> The records

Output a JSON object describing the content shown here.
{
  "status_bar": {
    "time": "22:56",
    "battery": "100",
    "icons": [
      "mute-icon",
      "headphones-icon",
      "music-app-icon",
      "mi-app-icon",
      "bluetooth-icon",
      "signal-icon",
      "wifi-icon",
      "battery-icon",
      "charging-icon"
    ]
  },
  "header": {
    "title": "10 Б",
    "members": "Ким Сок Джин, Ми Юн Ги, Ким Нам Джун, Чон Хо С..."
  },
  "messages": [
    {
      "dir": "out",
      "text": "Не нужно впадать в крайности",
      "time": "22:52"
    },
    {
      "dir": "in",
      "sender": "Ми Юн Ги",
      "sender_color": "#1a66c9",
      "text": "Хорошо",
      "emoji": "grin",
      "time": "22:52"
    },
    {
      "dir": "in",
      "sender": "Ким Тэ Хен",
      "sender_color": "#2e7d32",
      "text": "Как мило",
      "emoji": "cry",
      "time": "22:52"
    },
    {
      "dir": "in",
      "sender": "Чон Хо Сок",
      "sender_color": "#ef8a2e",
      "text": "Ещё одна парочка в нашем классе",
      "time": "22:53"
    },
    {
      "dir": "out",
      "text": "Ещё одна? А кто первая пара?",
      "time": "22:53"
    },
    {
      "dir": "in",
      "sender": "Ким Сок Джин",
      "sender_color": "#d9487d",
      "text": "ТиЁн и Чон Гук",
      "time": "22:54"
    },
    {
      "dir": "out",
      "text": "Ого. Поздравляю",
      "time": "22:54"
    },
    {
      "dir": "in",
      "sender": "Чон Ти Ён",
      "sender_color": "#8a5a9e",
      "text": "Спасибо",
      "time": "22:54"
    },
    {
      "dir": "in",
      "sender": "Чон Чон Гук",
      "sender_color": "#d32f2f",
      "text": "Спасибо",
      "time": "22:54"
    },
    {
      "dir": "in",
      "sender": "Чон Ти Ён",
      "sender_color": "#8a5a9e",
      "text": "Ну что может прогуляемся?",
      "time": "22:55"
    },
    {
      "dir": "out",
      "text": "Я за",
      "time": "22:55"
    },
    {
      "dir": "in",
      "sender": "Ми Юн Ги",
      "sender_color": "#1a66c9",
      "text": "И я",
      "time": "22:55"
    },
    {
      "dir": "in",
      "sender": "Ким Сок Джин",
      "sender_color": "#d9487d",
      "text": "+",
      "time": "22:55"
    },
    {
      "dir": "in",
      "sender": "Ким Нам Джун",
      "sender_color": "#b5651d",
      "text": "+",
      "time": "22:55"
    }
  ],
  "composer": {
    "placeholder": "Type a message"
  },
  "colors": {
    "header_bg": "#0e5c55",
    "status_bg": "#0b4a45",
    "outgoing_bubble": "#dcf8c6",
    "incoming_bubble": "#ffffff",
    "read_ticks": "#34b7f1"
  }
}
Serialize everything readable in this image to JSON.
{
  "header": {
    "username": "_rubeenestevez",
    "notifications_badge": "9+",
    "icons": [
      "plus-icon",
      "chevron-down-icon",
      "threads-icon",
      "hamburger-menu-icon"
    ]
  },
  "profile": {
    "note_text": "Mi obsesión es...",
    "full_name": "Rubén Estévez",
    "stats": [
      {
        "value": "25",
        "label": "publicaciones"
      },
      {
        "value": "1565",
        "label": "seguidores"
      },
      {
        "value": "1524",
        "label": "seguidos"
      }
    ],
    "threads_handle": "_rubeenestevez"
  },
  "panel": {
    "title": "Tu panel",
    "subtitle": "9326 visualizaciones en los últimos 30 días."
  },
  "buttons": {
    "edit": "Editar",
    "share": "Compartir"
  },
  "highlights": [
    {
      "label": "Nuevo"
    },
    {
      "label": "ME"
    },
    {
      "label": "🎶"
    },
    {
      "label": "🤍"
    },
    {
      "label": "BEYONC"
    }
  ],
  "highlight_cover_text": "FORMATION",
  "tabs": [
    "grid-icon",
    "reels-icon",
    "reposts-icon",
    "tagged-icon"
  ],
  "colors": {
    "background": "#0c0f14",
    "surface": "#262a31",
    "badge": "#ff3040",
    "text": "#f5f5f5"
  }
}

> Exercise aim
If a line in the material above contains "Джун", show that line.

> Answer box
    "members": "Ким Сок Джин, Ми Юн Ги, Ким Нам Джун, Чон Хо С..."
      "sender": "Ким Нам Джун",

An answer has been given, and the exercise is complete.